[[ DATASET EXCERPTS open ]]

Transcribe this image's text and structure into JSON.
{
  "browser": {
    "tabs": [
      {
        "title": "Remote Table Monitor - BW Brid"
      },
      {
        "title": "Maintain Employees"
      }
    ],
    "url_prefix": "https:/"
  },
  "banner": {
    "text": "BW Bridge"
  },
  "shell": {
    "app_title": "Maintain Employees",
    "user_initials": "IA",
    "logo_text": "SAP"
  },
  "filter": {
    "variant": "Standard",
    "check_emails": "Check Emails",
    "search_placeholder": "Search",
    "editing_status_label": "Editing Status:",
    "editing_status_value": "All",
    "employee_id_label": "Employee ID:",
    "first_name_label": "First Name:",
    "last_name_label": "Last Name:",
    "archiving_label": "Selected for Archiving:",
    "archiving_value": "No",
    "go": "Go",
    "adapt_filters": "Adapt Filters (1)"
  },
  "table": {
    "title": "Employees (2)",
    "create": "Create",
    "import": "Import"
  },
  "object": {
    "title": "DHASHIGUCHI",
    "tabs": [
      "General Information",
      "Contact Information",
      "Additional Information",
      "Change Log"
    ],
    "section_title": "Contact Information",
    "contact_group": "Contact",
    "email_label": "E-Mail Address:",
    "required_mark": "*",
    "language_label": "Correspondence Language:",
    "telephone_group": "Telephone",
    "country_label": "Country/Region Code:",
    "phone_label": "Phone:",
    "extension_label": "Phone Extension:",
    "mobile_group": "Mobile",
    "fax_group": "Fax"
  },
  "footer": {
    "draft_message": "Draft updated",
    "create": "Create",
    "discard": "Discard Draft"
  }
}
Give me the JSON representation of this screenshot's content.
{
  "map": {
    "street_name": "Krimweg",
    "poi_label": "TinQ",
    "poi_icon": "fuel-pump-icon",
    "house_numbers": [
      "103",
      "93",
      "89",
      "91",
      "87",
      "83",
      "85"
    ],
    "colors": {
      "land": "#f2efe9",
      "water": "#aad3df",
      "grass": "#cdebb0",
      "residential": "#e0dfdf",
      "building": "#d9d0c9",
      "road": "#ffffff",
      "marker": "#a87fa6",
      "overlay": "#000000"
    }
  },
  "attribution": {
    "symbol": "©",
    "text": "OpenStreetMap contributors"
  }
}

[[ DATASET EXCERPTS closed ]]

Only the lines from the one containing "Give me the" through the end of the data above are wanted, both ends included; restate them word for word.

» RESULT BELOW
Give me the JSON representation of this screenshot's content.
{
  "map": {
    "street_name": "Krimweg",
    "poi_label": "TinQ",
    "poi_icon": "fuel-pump-icon",
    "house_numbers": [
      "103",
      "93",
      "89",
      "91",
      "87",
      "83",
      "85"
    ],
    "colors": {
      "land": "#f2efe9",
      "water": "#aad3df",
      "grass": "#cdebb0",
      "residential": "#e0dfdf",
      "building": "#d9d0c9",
      "road": "#ffffff",
      "marker": "#a87fa6",
      "overlay": "#000000"
    }
  },
  "attribution": {
    "symbol": "©",
    "text": "OpenStreetMap contributors"
  }
}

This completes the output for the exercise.